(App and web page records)
● ● ● ● ●
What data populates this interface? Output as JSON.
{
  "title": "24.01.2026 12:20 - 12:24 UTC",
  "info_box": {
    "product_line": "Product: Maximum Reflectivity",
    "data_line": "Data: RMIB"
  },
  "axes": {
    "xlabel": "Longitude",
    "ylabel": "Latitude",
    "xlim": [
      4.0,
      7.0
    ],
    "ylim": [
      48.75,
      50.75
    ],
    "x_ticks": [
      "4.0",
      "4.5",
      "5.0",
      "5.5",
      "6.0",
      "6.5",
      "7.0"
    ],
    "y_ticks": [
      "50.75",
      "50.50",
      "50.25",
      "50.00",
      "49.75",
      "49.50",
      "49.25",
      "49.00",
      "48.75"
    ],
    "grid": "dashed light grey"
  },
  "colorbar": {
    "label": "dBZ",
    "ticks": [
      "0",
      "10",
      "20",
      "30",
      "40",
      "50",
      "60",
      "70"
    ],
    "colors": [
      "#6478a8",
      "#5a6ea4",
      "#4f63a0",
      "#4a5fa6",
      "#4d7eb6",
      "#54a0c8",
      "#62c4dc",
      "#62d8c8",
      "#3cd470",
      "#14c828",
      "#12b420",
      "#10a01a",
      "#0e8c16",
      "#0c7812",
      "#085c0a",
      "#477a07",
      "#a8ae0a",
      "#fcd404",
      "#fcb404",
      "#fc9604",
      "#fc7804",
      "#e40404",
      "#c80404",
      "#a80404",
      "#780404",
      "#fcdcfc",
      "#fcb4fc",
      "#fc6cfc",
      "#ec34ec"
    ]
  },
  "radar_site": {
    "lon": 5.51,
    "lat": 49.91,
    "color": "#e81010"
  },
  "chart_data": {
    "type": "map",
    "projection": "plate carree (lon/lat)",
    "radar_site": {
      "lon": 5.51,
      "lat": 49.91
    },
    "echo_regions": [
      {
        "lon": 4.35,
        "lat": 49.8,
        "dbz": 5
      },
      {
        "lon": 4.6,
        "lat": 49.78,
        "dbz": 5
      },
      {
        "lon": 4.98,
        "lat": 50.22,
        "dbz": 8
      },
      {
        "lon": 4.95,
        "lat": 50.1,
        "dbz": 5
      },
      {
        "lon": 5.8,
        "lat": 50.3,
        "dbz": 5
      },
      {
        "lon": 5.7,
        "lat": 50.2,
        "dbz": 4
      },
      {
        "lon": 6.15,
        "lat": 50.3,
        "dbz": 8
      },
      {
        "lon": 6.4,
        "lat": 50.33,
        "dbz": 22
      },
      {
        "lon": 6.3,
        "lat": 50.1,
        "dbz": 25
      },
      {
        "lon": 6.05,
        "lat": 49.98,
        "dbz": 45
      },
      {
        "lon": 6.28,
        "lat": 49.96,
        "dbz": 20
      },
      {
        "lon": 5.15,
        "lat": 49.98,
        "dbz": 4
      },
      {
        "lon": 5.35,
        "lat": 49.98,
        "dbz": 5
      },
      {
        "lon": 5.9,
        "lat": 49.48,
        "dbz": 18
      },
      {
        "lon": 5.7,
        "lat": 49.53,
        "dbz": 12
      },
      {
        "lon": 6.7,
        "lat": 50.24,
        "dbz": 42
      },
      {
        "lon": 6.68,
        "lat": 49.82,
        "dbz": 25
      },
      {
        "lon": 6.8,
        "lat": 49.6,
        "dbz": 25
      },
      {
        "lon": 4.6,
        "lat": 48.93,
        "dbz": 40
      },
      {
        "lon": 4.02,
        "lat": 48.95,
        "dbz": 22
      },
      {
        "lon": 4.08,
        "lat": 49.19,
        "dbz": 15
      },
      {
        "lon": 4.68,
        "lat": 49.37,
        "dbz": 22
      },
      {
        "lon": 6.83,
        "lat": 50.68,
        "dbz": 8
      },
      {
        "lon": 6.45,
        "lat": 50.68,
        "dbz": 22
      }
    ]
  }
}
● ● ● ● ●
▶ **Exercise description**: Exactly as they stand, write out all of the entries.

▶ **Answer for this exercise**:
What data populates this interface? Output as JSON.
{
  "title": "24.01.2026 12:20 - 12:24 UTC",
  "info_box": {
    "product_line": "Product: Maximum Reflectivity",
    "data_line": "Data: RMIB"
  },
  "axes": {
    "xlabel": "Longitude",
    "ylabel": "Latitude",
    "xlim": [
      4.0,
      7.0
    ],
    "ylim": [
      48.75,
      50.75
    ],
    "x_ticks": [
      "4.0",
      "4.5",
      "5.0",
      "5.5",
      "6.0",
      "6.5",
      "7.0"
    ],
    "y_ticks": [
      "50.75",
      "50.50",
      "50.25",
      "50.00",
      "49.75",
      "49.50",
      "49.25",
      "49.00",
      "48.75"
    ],
    "grid": "dashed light grey"
  },
  "colorbar": {
    "label": "dBZ",
    "ticks": [
      "0",
      "10",
      "20",
      "30",
      "40",
      "50",
      "60",
      "70"
    ],
    "colors": [
      "#6478a8",
      "#5a6ea4",
      "#4f63a0",
      "#4a5fa6",
      "#4d7eb6",
      "#54a0c8",
      "#62c4dc",
      "#62d8c8",
      "#3cd470",
      "#14c828",
      "#12b420",
      "#10a01a",
      "#0e8c16",
      "#0c7812",
      "#085c0a",
      "#477a07",
      "#a8ae0a",
      "#fcd404",
      "#fcb404",
      "#fc9604",
      "#fc7804",
      "#e40404",
      "#c80404",
      "#a80404",
      "#780404",
      "#fcdcfc",
      "#fcb4fc",
      "#fc6cfc",
      "#ec34ec"
    ]
  },
  "radar_site": {
    "lon": 5.51,
    "lat": 49.91,
    "color": "#e81010"
  },
  "chart_data": {
    "type": "map",
    "projection": "plate carree (lon/lat)",
    "radar_site": {
      "lon": 5.51,
      "lat": 49.91
    },
    "echo_regions": [
      {
        "lon": 4.35,
        "lat": 49.8,
        "dbz": 5
      },
      {
        "lon": 4.6,
        "lat": 49.78,
        "dbz": 5
      },
      {
        "lon": 4.98,
        "lat": 50.22,
        "dbz": 8
      },
      {
        "lon": 4.95,
        "lat": 50.1,
        "dbz": 5
      },
      {
        "lon": 5.8,
        "lat": 50.3,
        "dbz": 5
      },
      {
        "lon": 5.7,
        "lat": 50.2,
        "dbz": 4
      },
      {
        "lon": 6.15,
        "lat": 50.3,
        "dbz": 8
      },
      {
        "lon": 6.4,
        "lat": 50.33,
        "dbz": 22
      },
      {
        "lon": 6.3,
        "lat": 50.1,
        "dbz": 25
      },
      {
        "lon": 6.05,
        "lat": 49.98,
        "dbz": 45
      },
      {
        "lon": 6.28,
        "lat": 49.96,
        "dbz": 20
      },
      {
        "lon": 5.15,
        "lat": 49.98,
        "dbz": 4
      },
      {
        "lon": 5.35,
        "lat": 49.98,
        "dbz": 5
      },
      {
        "lon": 5.9,
        "lat": 49.48,
        "dbz": 18
      },
      {
        "lon": 5.7,
        "lat": 49.53,
        "dbz": 12
      },
      {
        "lon": 6.7,
        "lat": 50.24,
        "dbz": 42
      },
      {
        "lon": 6.68,
        "lat": 49.82,
        "dbz": 25
      },
      {
        "lon": 6.8,
        "lat": 49.6,
        "dbz": 25
      },
      {
        "lon": 4.6,
        "lat": 48.93,
        "dbz": 40
      },
      {
        "lon": 4.02,
        "lat": 48.95,
        "dbz": 22
      },
      {
        "lon": 4.08,
        "lat": 49.19,
        "dbz": 15
      },
      {
        "lon": 4.68,
        "lat": 49.37,
        "dbz": 22
      },
      {
        "lon": 6.83,
        "lat": 50.68,
        "dbz": 8
      },
      {
        "lon": 6.45,
        "lat": 50.68,
        "dbz": 22
      }
    ]
  }
}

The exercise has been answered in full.